Looking back at the 10 biggest social justice protests by athletes over the last 20 years

Before you go, we thought you'd like these...
Before you go close icon

Colin Kaepernick's national anthem protest is what's in the news today, but is just the latest in a long line of athletes protesting social injustice.

Dating back decades, sports has often been used as a platform to raise larger, more complex issues to a general audience.

SEE ALSO: Tim Tebow opens up about his transition to baseball

Especially in recent years, athletes have been willing to engage in conversation and take a stand when it comes to issues that matter off the field.

Below are 10 example, pre-Kaepernick, of athletes taking a stand for something they believe in -- in ways that everybody may not agree with, but in ways that got a conversation started.

10 biggest sports protests of the last 20 years
See Gallery
10 biggest sports protests of the last 20 years

1996:  Mahmoud Abdul-Rauf protests the National Anthem

Before Colin Kaepernick, NBA guard Mahmoud Abdul-Rauf was the athlete who made news for protesting during the pregame playing of the national anthem. 

The flag is "a symbol of oppression, of tyranny," he said. "This country has a long history of that. I don't think you can argue the facts." 


2001: Shawn Green doesn't play on Yom Kippur

Beginning in 2001, then-star outfielder Shawn Green -- a Jewish player -- made it clear that he would not play on Yom Kippur, which often coincided with his teams' playoff chases.


2004: Delgado sits for 'God Bless America'

In 2004 and 2005, in protest of the wars the United States was engaged in, Carlos Delgado began to remain in his team's dugout during the seventh-inning playing of "God Bless America."

"I never stay outside for 'God Bless America,'" Delgado said. "I actually don't think people have noticed it. I don't (stand) because I don't believe it's right, I don't believe in the war."

Delgado dropped his protest upon being traded to the Mets before the 2006 season.

(REUTERS/Ray Stubblebine/FILE RFS/ME/GN)

2010: Suns wear 'Noche Latina' jerseys in light of Arizona's immigration law

In 2010, Arizona passed strict immigration law that, some argued, encouraged racial profiling. In response, the Suns welcomed their Hispanic fans by donning "Los Suns" jerseys.

 (Photo by Christian Petersen/Getty Images)

2014: NBA players wear hoodies for Trayvon Martin

After Florida teenager Trayvon Martin was killed in February 2012, various NBA players took to social media to post pictures of themselves donning hoodies -- which Martin was wearing at the time of his death -- to bring awareness to the circumstances surrounding the shooting.

2014: NBA players wear 'I Can't Breathe" warmups

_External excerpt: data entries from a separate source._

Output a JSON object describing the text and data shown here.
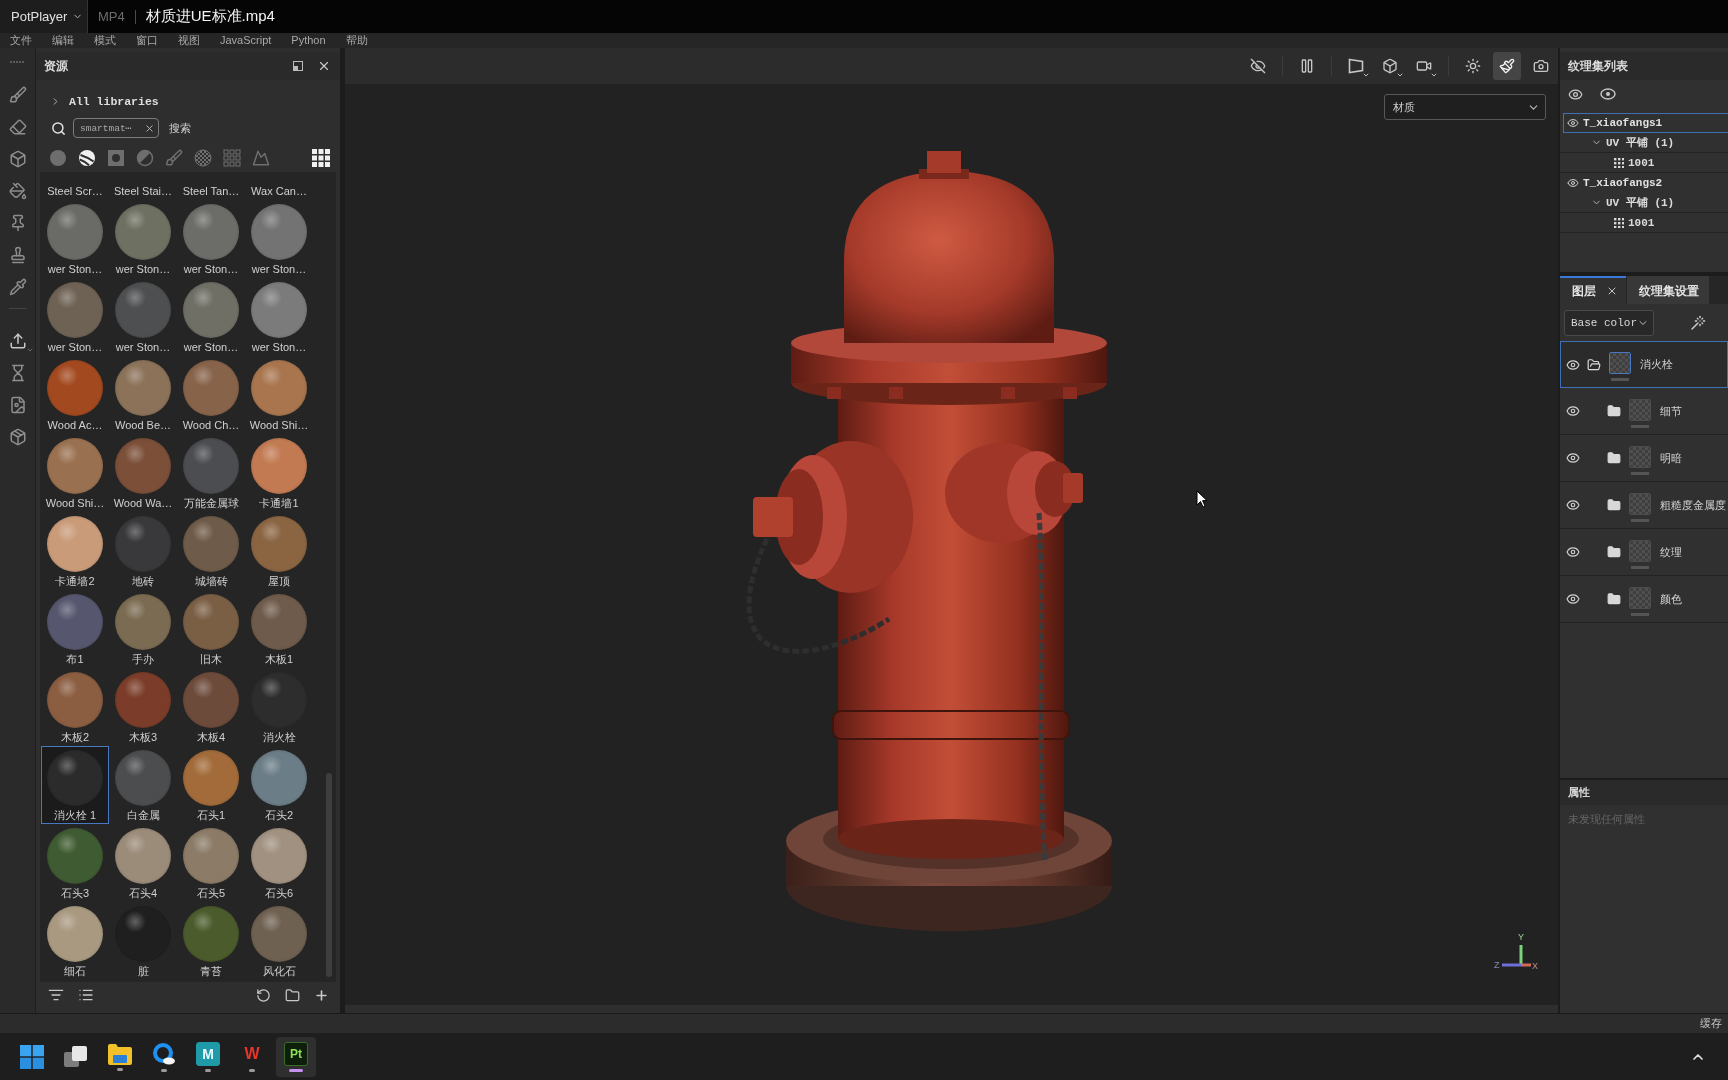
{
  "player_bar": {
    "app": "PotPlayer",
    "format": "MP4",
    "title": "材质进UE标准.mp4"
  },
  "menu": [
    "文件",
    "编辑",
    "模式",
    "窗口",
    "视图",
    "JavaScript",
    "Python",
    "帮助"
  ],
  "assets": {
    "title": "资源",
    "library": "All libraries",
    "search": {
      "value": "smartmat⋯",
      "button": "搜索"
    },
    "filters": [
      {
        "kind": "material",
        "selected": false
      },
      {
        "kind": "smart-material",
        "selected": true
      },
      {
        "kind": "mask",
        "selected": false
      },
      {
        "kind": "filter",
        "selected": false
      },
      {
        "kind": "brush",
        "selected": false
      },
      {
        "kind": "alpha",
        "selected": false
      },
      {
        "kind": "procedural",
        "selected": false
      },
      {
        "kind": "environment",
        "selected": false
      }
    ],
    "cut_row": [
      "Steel Scr…",
      "Steel Stai…",
      "Steel Tan…",
      "Wax Can…"
    ],
    "materials": [
      {
        "name": "wer Ston…",
        "color": "#6a6a66",
        "selected": false
      },
      {
        "name": "wer Ston…",
        "color": "#6e7062",
        "selected": false
      },
      {
        "name": "wer Ston…",
        "color": "#6c6c68",
        "selected": false
      },
      {
        "name": "wer Ston…",
        "color": "#737373",
        "selected": false
      },
      {
        "name": "wer Ston…",
        "color": "#6e6254",
        "selected": false
      },
      {
        "name": "wer Ston…",
        "color": "#4d4f50",
        "selected": false
      },
      {
        "name": "wer Ston…",
        "color": "#6f6f66",
        "selected": false
      },
      {
        "name": "wer Ston…",
        "color": "#7b7b7b",
        "selected": false
      },
      {
        "name": "Wood Ac…",
        "color": "#a2491f",
        "selected": false
      },
      {
        "name": "Wood Be…",
        "color": "#8b7259",
        "selected": false
      },
      {
        "name": "Wood Ch…",
        "color": "#87634a",
        "selected": false
      },
      {
        "name": "Wood Shi…",
        "color": "#a8754e",
        "selected": false
      },
      {
        "name": "Wood Shi…",
        "color": "#9a7150",
        "selected": false
      },
      {
        "name": "Wood Wa…",
        "color": "#7b4f38",
        "selected": false
      },
      {
        "name": "万能金属球",
        "color": "#4b4d51",
        "selected": false
      },
      {
        "name": "卡通墙1",
        "color": "#c27a52",
        "selected": false
      },
      {
        "name": "卡通墙2",
        "color": "#c99b79",
        "selected": false
      },
      {
        "name": "地砖",
        "color": "#39393b",
        "selected": false
      },
      {
        "name": "城墙砖",
        "color": "#6f5b49",
        "selected": false
      },
      {
        "name": "屋顶",
        "color": "#8b6542",
        "selected": false
      },
      {
        "name": "布1",
        "color": "#56566e",
        "selected": false
      },
      {
        "name": "手办",
        "color": "#7b6b52",
        "selected": false
      },
      {
        "name": "旧木",
        "color": "#7a5f45",
        "selected": false
      },
      {
        "name": "木板1",
        "color": "#6f5b4b",
        "selected": false
      },
      {
        "name": "木板2",
        "color": "#8b5d41",
        "selected": false
      },
      {
        "name": "木板3",
        "color": "#7b3d29",
        "selected": false
      },
      {
        "name": "木板4",
        "color": "#6d4b3b",
        "selected": false
      },
      {
        "name": "消火栓",
        "color": "#2d2d2e",
        "selected": false
      },
      {
        "name": "消火栓 1",
        "color": "#2b2b2c",
        "selected": true
      },
      {
        "name": "白金属",
        "color": "#4b4d4f",
        "selected": false
      },
      {
        "name": "石头1",
        "color": "#a26b39",
        "selected": false
      },
      {
        "name": "石头2",
        "color": "#6b7d87",
        "selected": false
      },
      {
        "name": "石头3",
        "color": "#3f5b31",
        "selected": false
      },
      {
        "name": "石头4",
        "color": "#9b8b79",
        "selected": false
      },
      {
        "name": "石头5",
        "color": "#8b7b67",
        "selected": false
      },
      {
        "name": "石头6",
        "color": "#a19181",
        "selected": false
      },
      {
        "name": "细石",
        "color": "#a99981",
        "selected": false
      },
      {
        "name": "脏",
        "color": "#1f1f20",
        "selected": false
      },
      {
        "name": "青苔",
        "color": "#4b5b2b",
        "selected": false
      },
      {
        "name": "风化石",
        "color": "#6f6151",
        "selected": false
      }
    ]
  },
  "viewport": {
    "toolbar": [
      [
        {
          "kind": "hide-ui",
          "selected": false,
          "dropdown": false
        }
      ],
      [
        {
          "kind": "pause",
          "selected": false,
          "dropdown": false
        }
      ],
      [
        {
          "kind": "perspective",
          "selected": false,
          "dropdown": true
        },
        {
          "kind": "display",
          "selected": false,
          "dropdown": true
        },
        {
          "kind": "camera",
          "selected": false,
          "dropdown": true
        }
      ],
      [
        {
          "kind": "lights",
          "selected": false,
          "dropdown": false
        },
        {
          "kind": "paint",
          "selected": true,
          "dropdown": false
        },
        {
          "kind": "screenshot",
          "selected": false,
          "dropdown": false
        }
      ]
    ],
    "mode": "材质",
    "axis_labels": {
      "y": "Y",
      "z": "Z",
      "x": "X"
    }
  },
  "texture_sets": {
    "title": "纹理集列表",
    "sets": [
      {
        "name": "T_xiaofangs1",
        "selected": true,
        "visible": true,
        "uv": {
          "label": "UV 平铺 (1)",
          "expanded": true,
          "tiles": [
            "1001"
          ]
        }
      },
      {
        "name": "T_xiaofangs2",
        "selected": false,
        "visible": true,
        "uv": {
          "label": "UV 平铺 (1)",
          "expanded": true,
          "tiles": [
            "1001"
          ]
        }
      }
    ]
  },
  "layers": {
    "tabs": [
      {
        "label": "图层",
        "selected": true,
        "closable": true
      },
      {
        "label": "纹理集设置",
        "selected": false,
        "closable": false
      }
    ],
    "channel": "Base color",
    "items": [
      {
        "name": "消火栓",
        "selected": true,
        "visible": true,
        "expanded": true,
        "children": [
          {
            "name": "细节",
            "selected": false,
            "visible": true,
            "expanded": false
          },
          {
            "name": "明暗",
            "selected": false,
            "visible": true,
            "expanded": false
          },
          {
            "name": "粗糙度金属度",
            "selected": false,
            "visible": true,
            "expanded": false
          },
          {
            "name": "纹理",
            "selected": false,
            "visible": true,
            "expanded": false
          },
          {
            "name": "颜色",
            "selected": false,
            "visible": true,
            "expanded": false
          }
        ]
      }
    ]
  },
  "properties": {
    "title": "属性",
    "empty": "未发现任何属性"
  },
  "status_bar": {
    "text": "缓存"
  },
  "taskbar": {
    "apps": [
      {
        "kind": "start",
        "open": false,
        "selected": false
      },
      {
        "kind": "task-view",
        "open": false,
        "selected": false
      },
      {
        "kind": "explorer",
        "open": true,
        "selected": false
      },
      {
        "kind": "browser",
        "open": true,
        "selected": false
      },
      {
        "kind": "maya",
        "logo": "M",
        "open": true,
        "selected": false
      },
      {
        "kind": "wps",
        "logo": "W",
        "open": true,
        "selected": false
      },
      {
        "kind": "painter",
        "logo": "Pt",
        "open": true,
        "selected": true
      }
    ]
  }
}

After Eric Garner, a New York man, died at the hands of the NYPD while being placed in a chokehold, various NBA players and teams took the court for warmups wearing shirts that read "I Can't Breathe" -- Garner's plea for help while being choked and held to the ground.

(AP Photo/Frank Franklin II, File)

2014: Clippers protest Donald Sterling

After a recording of then-Clippers owner Donald Sterling making several racially insensitive statements leaked online, a move for his ouster was started by several important figures around the league. Before a playoff game, Clippers wore their warmup t-shirts inside-out to hide the team's logo. 

Sterling was permanently banned from the league, and forced to sell the Clippers, later that year.

(AP Photo/Marcio Jose Sanchez)

2014: Rams players put their hands up for Michael Brown

After the shooting and killing of Michael Brown, a black teenager, with his hands in the air by a Missouri police officer, the "hands-up" gesture became a tribute to Brown and a sign to spread awareness of the various issues that led to his death.

(AP Photo/L.G. Patterson, File)

2015: Missouri football team backs hunger strike on campus

In 2015, members of the Missouri campus engaged in a hunger strike, targeted toward forcing school president Tim Wolfe to step down after years or promoting a racist environment. The football team then halted all team activities until Wolfe was removed. He resigned on Nov. 9, 2015.

(Photo by Michael B. Thomas/Getty Images)

2016: WNBA Black Lives Matter protests

After the killing of two African American men, Alton Sterling and Philando Castile by police officers, WNBA players took the court for warmups in clothing that supports the two men, Black Lives Matter, and the slain Dallas police officers. 

 (AP Photo/Mark Lennihan)


Follow us on Facebook, Instagram and Twitter.

Read Full Story

From Our Partners